(Source data)
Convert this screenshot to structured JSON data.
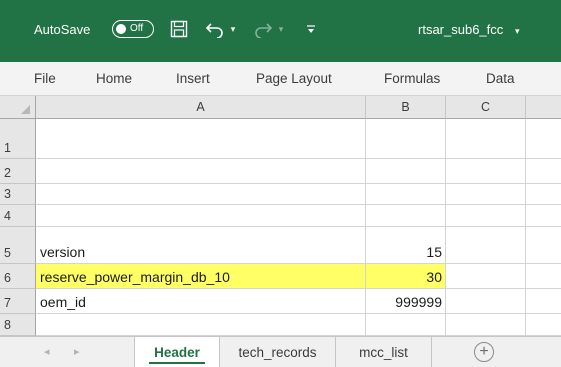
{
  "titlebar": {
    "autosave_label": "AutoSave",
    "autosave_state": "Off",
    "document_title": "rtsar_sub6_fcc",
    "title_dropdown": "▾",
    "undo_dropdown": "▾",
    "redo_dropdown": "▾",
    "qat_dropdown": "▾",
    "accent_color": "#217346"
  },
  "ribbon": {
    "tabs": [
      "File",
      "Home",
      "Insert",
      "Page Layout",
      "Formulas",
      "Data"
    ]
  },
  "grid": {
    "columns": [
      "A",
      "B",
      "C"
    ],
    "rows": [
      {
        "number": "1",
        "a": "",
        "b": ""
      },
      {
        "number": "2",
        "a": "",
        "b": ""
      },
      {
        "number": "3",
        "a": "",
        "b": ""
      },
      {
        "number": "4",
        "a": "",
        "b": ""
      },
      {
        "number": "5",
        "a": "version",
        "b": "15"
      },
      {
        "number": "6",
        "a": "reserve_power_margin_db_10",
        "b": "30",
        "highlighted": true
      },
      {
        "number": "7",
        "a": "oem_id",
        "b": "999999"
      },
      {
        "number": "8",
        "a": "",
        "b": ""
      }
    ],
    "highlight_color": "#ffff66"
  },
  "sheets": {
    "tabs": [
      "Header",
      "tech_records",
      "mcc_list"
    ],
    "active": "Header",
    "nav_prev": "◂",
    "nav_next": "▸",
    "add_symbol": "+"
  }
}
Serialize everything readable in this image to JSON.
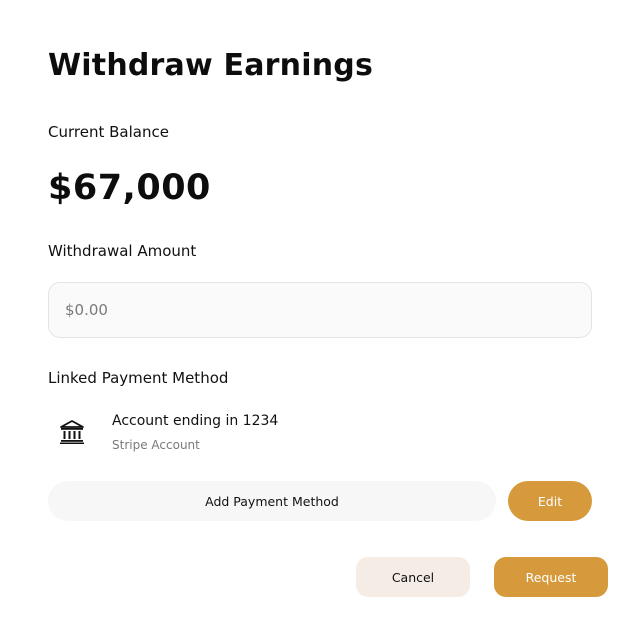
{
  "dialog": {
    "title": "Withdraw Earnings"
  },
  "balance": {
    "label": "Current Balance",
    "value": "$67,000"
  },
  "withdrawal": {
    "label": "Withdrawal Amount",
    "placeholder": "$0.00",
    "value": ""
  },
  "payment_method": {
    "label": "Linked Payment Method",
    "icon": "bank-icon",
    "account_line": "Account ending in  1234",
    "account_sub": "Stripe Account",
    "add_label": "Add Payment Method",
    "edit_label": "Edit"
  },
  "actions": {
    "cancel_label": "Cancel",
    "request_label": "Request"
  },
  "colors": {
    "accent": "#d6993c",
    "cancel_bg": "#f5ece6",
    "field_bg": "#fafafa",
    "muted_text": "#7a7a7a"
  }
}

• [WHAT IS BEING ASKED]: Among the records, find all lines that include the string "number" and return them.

• [ANSWER SECTION]:
        "number": "1",
        "number": "2",
        "number": "3",
        "number": "4",
        "number": "5",
        "number": "6",
        "number": "7",
        "number": "8",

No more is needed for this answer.